Nimzo Indian defense: Part 1; Saemisch Variation
Today, in this blog I am going to introduce you to a opening Nimzo Indian Defense.
Nimzo Indian Attack might be a better name for this opening; it represents a determined attempt by Black to seize the initiative at an early stage. Nimzovich did the spadework-his pioneering efforts won a multitude of converts among those who were not content with the duller prospects offered by the orthodox defense to the Queen's Gambit. The Nimzo Indian has become the most important opening in modern chess theory, and must be studied carefully by anyone entering present-day tournament competition.
There are many variations of this opening but today we shall see the Saemisch variation.
...Bb4 is the key move of the opening, which is aggressive in spirit throughout. Black has visions of further harassing the pinned White Knight by ...c5 followed by ...Qa5 and ...Ne4.
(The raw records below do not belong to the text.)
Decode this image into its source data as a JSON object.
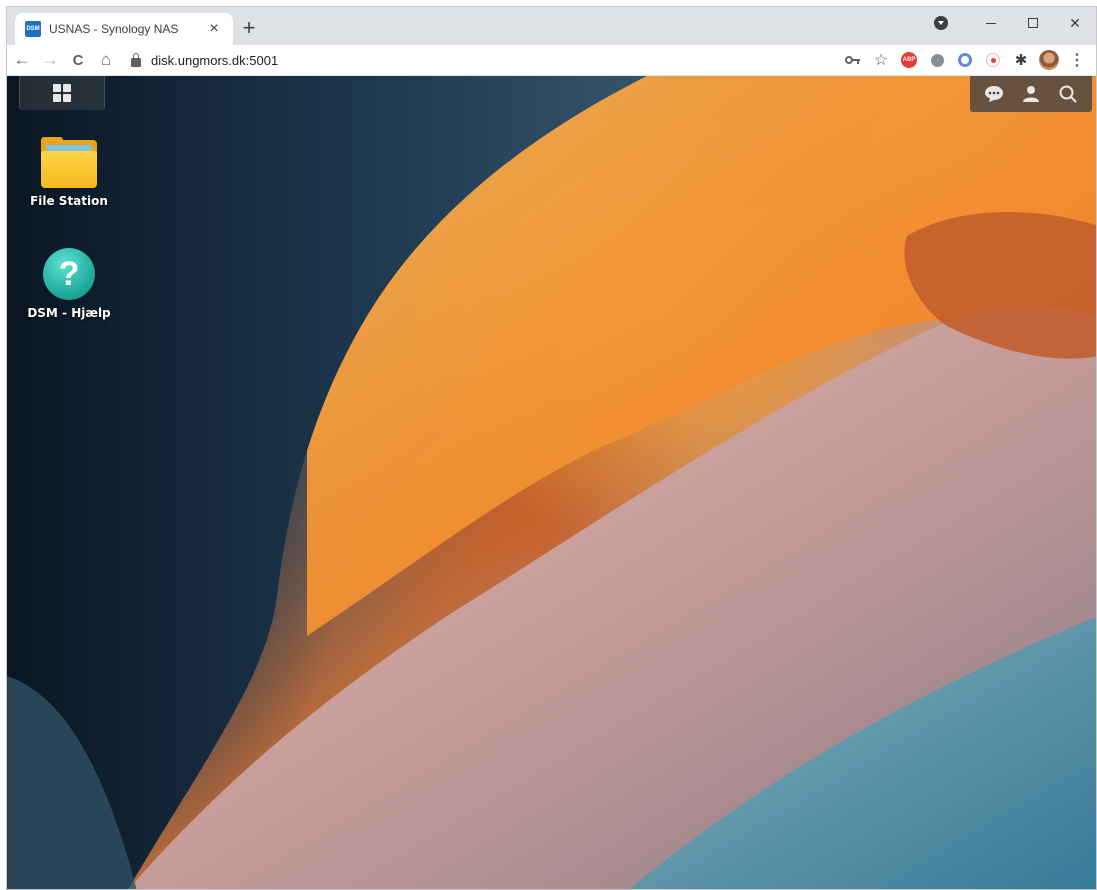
{
  "browser": {
    "tab": {
      "favicon_text": "DSM",
      "title": "USNAS - Synology NAS",
      "close_glyph": "×"
    },
    "new_tab_glyph": "+",
    "address": "disk.ungmors.dk:5001",
    "extensions": {
      "abp_text": "ABP"
    },
    "icons": {
      "back": "←",
      "forward": "→",
      "reload": "C",
      "home": "⌂",
      "key": "🔑",
      "star": "☆",
      "puzzle": "✱",
      "kebab": "⋮",
      "close_window": "✕"
    }
  },
  "desktop": {
    "icons": [
      {
        "label": "File Station"
      },
      {
        "label": "DSM - Hjælp",
        "glyph": "?"
      }
    ]
  }
}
Conclusion: Black has freed his Light squared Bishop and prevented the formation of a strong enemy Pawn center. White can retain the powerful Bishop-pair and some hope of starting a King side Pawn advance after getting his King into safety. Black will take possesion of the e-file with his Rooks to restrain the enemy King Pawn, and will aim the weak square c4 by Be6 and Nb6-c4. White's A Pawn is weak, and Black may also be able to force passed Pawn on the Queen side by eventually advancing his B pawn and A Pawn.